_What is needed_
What lines of the data below hold "Here"? Show them.

_Records for this exercise_
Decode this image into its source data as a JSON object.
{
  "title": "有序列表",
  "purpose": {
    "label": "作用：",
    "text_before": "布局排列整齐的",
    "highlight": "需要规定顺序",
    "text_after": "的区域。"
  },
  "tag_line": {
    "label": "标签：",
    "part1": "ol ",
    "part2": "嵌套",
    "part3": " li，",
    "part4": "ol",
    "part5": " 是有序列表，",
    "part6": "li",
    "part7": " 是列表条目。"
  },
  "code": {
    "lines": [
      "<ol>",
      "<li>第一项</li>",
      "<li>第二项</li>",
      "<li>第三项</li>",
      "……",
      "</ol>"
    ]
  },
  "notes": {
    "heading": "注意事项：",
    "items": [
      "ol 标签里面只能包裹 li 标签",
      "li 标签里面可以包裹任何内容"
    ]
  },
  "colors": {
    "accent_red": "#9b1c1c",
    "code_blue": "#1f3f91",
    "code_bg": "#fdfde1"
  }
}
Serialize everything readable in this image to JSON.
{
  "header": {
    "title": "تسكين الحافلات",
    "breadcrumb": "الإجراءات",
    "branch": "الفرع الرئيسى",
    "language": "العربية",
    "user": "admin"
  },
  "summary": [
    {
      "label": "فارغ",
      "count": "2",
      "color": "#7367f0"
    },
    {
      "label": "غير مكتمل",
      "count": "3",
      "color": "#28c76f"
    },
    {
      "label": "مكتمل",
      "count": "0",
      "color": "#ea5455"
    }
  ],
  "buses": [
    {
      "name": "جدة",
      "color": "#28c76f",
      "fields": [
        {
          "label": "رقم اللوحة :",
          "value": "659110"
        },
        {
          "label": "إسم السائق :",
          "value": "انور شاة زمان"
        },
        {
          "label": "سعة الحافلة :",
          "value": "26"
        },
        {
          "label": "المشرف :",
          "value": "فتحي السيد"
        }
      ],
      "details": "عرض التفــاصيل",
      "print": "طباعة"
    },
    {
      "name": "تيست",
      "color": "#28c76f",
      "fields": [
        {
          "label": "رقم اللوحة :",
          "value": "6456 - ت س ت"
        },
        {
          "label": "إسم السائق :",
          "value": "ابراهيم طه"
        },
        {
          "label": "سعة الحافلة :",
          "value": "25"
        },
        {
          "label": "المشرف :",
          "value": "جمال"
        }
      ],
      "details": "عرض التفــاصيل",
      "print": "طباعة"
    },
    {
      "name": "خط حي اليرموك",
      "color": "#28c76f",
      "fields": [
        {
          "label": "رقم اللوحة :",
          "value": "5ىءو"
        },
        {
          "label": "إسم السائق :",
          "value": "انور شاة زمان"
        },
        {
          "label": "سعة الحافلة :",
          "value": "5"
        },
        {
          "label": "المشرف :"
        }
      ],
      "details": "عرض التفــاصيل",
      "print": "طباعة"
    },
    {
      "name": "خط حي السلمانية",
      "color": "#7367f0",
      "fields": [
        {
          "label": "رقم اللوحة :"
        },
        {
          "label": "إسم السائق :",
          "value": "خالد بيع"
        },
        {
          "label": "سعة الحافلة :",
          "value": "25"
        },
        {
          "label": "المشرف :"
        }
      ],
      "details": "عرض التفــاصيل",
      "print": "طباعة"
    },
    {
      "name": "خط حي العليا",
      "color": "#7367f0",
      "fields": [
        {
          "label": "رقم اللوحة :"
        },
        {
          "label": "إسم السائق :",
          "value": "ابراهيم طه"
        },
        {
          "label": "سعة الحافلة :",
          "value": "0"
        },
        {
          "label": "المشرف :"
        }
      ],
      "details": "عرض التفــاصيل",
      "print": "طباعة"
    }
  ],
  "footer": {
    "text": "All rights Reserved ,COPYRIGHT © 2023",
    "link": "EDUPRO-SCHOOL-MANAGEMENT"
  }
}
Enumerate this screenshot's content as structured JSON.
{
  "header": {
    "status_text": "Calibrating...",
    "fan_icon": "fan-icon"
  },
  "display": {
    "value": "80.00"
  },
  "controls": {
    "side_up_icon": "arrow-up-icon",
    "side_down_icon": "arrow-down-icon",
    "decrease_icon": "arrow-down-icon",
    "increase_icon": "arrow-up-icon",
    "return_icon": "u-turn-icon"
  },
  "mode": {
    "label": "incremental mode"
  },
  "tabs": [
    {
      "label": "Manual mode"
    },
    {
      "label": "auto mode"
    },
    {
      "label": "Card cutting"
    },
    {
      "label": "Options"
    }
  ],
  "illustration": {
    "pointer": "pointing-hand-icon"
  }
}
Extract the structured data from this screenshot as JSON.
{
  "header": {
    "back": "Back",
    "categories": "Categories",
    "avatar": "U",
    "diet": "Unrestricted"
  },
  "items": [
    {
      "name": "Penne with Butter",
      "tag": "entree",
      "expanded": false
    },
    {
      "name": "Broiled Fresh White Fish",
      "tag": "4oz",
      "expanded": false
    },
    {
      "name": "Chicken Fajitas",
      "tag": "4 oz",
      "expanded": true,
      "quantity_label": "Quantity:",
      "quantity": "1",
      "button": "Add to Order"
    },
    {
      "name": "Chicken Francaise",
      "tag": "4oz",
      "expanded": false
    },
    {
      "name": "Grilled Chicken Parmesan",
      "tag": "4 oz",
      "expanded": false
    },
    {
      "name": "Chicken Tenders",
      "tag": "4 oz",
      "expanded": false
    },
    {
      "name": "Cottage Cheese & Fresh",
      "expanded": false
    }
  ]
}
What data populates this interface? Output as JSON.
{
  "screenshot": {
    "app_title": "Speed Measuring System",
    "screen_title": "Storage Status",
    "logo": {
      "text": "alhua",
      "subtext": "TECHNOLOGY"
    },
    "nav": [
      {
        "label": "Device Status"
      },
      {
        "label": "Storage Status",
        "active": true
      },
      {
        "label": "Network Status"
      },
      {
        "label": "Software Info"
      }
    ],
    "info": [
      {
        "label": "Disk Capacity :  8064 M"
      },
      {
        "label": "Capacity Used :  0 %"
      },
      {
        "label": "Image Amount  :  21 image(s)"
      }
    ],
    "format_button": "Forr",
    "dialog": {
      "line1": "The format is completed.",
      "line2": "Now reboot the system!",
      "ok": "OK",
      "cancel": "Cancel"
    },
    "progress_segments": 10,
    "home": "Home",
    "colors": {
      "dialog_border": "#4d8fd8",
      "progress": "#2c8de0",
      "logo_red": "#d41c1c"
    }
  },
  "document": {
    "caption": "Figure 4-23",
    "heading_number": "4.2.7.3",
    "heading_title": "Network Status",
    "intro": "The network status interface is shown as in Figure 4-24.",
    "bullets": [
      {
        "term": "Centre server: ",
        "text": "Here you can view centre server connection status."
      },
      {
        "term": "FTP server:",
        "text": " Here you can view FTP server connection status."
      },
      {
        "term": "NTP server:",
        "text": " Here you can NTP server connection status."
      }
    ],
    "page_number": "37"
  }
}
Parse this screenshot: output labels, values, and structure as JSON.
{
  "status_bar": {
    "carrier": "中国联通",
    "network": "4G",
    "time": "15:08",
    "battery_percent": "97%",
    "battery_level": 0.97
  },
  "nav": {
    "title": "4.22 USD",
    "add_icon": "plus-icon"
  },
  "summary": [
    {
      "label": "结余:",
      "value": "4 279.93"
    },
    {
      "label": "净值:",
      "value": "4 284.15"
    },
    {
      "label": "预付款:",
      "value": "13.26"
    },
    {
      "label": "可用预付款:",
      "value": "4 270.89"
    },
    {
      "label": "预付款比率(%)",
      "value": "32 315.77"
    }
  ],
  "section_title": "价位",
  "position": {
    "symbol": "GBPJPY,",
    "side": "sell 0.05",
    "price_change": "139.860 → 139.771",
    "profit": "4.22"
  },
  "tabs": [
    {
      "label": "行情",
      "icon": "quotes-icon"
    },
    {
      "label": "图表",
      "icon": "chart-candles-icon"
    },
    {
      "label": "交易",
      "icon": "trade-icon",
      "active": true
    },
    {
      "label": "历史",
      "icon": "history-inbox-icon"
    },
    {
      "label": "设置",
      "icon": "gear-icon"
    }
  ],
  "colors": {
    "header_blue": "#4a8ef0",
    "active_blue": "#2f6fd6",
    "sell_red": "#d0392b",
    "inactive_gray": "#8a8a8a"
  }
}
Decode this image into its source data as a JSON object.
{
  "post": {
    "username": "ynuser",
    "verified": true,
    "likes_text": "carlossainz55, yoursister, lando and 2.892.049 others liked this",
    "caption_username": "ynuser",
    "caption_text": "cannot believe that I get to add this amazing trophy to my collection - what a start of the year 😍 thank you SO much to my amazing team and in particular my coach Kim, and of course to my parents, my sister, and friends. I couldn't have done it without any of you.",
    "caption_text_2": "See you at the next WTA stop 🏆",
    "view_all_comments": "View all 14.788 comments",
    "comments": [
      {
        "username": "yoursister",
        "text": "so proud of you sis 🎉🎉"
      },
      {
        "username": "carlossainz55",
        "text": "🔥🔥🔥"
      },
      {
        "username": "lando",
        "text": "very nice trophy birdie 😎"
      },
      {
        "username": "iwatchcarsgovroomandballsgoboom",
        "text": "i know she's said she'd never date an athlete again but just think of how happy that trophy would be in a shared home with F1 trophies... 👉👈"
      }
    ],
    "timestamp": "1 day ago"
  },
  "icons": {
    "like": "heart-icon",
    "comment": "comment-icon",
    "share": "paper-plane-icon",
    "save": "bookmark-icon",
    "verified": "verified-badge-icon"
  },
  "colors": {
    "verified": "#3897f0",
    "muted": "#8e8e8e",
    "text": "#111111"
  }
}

_Exercise output_
        "text": "Here you can view centre server connection status."
        "text": " Here you can view FTP server connection status."
        "text": " Here you can NTP server connection status."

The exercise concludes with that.